Referenced by
Citing PatentFiling datePublication dateApplicantTitle
US4127847 *Jan 7, 1977Nov 28, 1978Stifter Francis JMonitoring system for aircraft master switch
US4322769 *Dec 22, 1980Mar 30, 1982International Business Machines CorporationElectric switch operation monitoring circuitry
US4411536 *May 29, 1981Oct 25, 1983Raychem CorporationBi-directional temperature excursion sensing and locating apparatus
US4470496 *May 17, 1982Sep 11, 1984Rowe International Inc.Currency acceptor
US4518953 *May 31, 1983May 21, 1985Kent HunterSecurity fence system
US4739326 *Dec 27, 1983Apr 19, 1988General Electric CompanyFault flag driver

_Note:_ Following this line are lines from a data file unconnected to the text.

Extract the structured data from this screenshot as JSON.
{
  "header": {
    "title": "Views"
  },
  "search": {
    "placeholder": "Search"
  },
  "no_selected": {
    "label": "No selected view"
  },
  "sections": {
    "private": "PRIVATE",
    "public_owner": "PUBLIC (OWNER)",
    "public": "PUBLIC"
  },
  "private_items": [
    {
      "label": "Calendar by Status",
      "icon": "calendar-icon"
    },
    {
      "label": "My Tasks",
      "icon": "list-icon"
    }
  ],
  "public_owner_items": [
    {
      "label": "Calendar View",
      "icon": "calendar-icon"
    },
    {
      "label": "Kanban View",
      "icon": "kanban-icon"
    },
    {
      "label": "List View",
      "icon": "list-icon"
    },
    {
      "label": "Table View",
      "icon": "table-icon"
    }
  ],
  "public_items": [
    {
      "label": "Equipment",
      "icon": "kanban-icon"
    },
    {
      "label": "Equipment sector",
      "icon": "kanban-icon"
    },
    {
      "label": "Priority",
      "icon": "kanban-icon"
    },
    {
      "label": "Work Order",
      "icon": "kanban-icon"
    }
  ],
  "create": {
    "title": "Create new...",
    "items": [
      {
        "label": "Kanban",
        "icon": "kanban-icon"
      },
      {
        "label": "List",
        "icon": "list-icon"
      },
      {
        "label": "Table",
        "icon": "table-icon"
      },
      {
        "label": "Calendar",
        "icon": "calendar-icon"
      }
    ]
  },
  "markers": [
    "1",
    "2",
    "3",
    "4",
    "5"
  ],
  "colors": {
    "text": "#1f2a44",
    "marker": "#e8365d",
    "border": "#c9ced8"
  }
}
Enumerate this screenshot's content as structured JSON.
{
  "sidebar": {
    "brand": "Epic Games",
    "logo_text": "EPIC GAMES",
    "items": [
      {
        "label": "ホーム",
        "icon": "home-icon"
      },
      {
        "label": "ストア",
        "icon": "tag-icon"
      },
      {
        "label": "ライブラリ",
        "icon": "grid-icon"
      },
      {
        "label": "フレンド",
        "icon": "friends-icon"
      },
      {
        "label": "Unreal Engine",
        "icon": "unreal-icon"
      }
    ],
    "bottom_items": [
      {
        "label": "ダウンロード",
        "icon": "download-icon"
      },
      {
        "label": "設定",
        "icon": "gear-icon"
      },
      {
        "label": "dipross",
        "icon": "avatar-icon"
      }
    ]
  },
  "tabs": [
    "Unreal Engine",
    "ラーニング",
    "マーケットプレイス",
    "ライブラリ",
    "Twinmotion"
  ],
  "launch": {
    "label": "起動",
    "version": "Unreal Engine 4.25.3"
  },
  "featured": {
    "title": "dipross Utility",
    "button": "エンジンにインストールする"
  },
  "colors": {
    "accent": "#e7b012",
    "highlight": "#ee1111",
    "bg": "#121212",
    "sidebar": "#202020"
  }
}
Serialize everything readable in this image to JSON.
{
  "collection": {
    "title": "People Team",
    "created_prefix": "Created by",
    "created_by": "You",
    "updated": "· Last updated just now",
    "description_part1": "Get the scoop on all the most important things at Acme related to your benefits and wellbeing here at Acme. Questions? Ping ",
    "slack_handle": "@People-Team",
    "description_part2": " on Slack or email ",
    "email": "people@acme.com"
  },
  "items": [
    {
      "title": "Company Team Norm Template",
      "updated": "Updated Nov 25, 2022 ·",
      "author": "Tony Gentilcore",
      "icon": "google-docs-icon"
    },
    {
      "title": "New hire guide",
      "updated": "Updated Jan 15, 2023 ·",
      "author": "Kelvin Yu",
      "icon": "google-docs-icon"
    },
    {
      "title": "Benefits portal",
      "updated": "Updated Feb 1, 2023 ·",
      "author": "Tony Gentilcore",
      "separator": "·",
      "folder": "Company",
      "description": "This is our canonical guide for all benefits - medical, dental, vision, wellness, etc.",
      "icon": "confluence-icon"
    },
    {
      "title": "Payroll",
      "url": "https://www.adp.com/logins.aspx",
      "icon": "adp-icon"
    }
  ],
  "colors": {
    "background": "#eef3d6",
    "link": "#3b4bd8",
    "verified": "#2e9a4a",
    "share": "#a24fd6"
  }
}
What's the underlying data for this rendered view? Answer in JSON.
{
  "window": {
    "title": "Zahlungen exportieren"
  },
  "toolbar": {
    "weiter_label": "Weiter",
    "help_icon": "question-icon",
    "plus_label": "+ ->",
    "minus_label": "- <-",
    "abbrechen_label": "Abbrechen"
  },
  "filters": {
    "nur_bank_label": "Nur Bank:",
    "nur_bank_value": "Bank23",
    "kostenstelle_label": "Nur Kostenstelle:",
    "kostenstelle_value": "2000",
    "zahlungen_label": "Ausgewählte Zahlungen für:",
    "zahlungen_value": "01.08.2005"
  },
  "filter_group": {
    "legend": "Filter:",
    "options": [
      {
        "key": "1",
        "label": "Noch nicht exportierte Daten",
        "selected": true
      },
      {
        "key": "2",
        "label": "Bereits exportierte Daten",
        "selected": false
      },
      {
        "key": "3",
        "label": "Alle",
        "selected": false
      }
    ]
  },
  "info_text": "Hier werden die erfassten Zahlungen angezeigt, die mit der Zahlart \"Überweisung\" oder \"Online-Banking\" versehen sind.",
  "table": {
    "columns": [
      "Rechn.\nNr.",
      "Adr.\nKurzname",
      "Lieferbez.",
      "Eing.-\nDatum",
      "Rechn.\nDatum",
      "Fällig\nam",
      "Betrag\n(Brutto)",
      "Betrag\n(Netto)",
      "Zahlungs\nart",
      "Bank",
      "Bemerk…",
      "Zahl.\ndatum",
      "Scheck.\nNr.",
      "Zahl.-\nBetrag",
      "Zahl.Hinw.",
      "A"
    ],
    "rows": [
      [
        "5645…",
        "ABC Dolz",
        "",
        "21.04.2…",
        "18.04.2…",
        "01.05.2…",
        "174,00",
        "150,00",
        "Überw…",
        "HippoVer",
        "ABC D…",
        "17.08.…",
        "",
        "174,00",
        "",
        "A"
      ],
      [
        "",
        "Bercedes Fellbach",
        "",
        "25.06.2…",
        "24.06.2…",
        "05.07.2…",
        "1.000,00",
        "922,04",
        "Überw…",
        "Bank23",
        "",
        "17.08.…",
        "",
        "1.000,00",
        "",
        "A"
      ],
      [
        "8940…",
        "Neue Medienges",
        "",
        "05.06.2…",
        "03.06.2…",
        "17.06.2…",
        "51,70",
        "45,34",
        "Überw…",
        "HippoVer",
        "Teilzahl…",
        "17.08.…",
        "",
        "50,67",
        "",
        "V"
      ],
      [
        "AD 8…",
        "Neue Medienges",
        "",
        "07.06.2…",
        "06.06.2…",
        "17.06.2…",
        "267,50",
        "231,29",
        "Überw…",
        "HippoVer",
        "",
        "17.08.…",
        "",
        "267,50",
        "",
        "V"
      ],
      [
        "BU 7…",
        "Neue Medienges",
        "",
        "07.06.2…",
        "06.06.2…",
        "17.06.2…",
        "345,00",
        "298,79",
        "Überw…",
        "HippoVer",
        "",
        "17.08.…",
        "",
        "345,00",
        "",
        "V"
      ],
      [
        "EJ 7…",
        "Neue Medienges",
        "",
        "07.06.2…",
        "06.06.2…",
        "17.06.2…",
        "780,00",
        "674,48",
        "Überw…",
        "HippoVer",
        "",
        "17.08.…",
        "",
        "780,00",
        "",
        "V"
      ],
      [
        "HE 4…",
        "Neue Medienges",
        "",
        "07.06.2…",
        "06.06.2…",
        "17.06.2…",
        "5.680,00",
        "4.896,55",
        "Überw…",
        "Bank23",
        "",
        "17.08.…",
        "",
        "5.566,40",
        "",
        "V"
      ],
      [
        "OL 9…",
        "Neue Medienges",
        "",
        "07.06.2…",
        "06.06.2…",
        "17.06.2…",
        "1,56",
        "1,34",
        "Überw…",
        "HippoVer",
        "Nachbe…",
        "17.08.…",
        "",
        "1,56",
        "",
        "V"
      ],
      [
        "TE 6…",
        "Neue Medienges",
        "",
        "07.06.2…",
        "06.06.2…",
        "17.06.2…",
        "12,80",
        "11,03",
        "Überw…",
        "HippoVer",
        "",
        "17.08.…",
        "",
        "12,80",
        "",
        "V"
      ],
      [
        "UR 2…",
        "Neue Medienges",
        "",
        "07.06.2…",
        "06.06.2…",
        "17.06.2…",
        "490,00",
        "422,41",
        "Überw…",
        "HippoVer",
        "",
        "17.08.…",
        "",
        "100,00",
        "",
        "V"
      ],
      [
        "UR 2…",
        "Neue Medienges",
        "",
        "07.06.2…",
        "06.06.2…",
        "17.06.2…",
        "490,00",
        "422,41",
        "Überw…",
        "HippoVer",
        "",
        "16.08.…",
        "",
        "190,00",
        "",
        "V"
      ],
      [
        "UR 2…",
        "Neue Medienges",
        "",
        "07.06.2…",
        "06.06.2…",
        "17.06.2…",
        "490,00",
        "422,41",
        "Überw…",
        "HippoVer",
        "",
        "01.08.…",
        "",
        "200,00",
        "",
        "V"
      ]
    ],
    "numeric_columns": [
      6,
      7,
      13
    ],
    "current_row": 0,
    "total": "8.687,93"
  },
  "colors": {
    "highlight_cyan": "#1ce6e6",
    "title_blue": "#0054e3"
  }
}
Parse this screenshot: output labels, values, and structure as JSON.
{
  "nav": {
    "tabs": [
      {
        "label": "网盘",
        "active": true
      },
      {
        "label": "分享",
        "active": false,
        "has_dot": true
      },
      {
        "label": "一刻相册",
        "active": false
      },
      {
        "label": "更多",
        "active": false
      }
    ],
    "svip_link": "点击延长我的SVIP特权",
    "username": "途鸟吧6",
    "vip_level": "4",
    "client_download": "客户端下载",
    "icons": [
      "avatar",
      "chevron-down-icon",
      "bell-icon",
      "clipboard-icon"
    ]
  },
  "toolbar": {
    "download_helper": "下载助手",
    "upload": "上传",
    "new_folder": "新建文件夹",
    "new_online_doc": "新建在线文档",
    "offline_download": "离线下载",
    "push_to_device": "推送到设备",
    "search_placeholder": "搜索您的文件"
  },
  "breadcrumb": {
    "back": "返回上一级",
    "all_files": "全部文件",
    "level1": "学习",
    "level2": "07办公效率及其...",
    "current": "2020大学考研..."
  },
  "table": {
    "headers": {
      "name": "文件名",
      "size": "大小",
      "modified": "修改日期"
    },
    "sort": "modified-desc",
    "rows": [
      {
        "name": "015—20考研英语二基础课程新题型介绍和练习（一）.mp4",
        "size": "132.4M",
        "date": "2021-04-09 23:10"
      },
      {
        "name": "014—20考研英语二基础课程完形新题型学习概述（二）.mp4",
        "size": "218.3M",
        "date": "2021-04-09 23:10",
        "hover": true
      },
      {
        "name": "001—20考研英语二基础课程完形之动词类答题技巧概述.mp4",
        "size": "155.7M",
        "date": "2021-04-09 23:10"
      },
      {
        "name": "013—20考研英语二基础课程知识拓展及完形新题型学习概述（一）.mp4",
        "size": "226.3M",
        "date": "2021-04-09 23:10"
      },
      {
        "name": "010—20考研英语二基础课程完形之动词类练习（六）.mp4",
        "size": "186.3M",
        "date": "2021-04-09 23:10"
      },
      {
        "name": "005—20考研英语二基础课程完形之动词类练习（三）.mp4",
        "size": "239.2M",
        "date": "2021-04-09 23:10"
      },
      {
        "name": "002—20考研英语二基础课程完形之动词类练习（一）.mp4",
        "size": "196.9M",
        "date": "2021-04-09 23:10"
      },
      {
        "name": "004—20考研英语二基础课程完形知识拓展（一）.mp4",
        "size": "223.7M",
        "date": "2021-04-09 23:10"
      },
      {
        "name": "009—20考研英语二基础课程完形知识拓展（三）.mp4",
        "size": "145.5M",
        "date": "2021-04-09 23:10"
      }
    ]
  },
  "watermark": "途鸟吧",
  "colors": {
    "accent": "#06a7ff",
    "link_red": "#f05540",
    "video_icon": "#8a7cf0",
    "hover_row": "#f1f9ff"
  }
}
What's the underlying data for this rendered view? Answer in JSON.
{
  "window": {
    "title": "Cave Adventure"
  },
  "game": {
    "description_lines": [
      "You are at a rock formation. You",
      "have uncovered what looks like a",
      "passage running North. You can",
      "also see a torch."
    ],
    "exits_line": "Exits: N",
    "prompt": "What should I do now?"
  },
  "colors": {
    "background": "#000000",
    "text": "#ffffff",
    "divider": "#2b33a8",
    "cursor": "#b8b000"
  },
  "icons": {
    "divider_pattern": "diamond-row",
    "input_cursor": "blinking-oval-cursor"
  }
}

US4988980 *Oct 18, 1985Jan 29, 1991Essex Group, Inc.An alarm channel
US7090943 *Jan 23, 2003Aug 15, 2006Plug Power Inc.Regulating the communication of power to components of a fuel cell system
US7432877 *Oct 13, 2004Oct 7, 2008Nec CorporationCommunication terminal device
EP0055816A1 *Oct 29, 1981Jul 14, 1982International Business Machines CorporationElectric switch operation monitoring circuitry
U.S. Classification340/644, 340/594
International ClassificationG08B23/00
Cooperative ClassificationG08B23/00
European ClassificationG08B23/00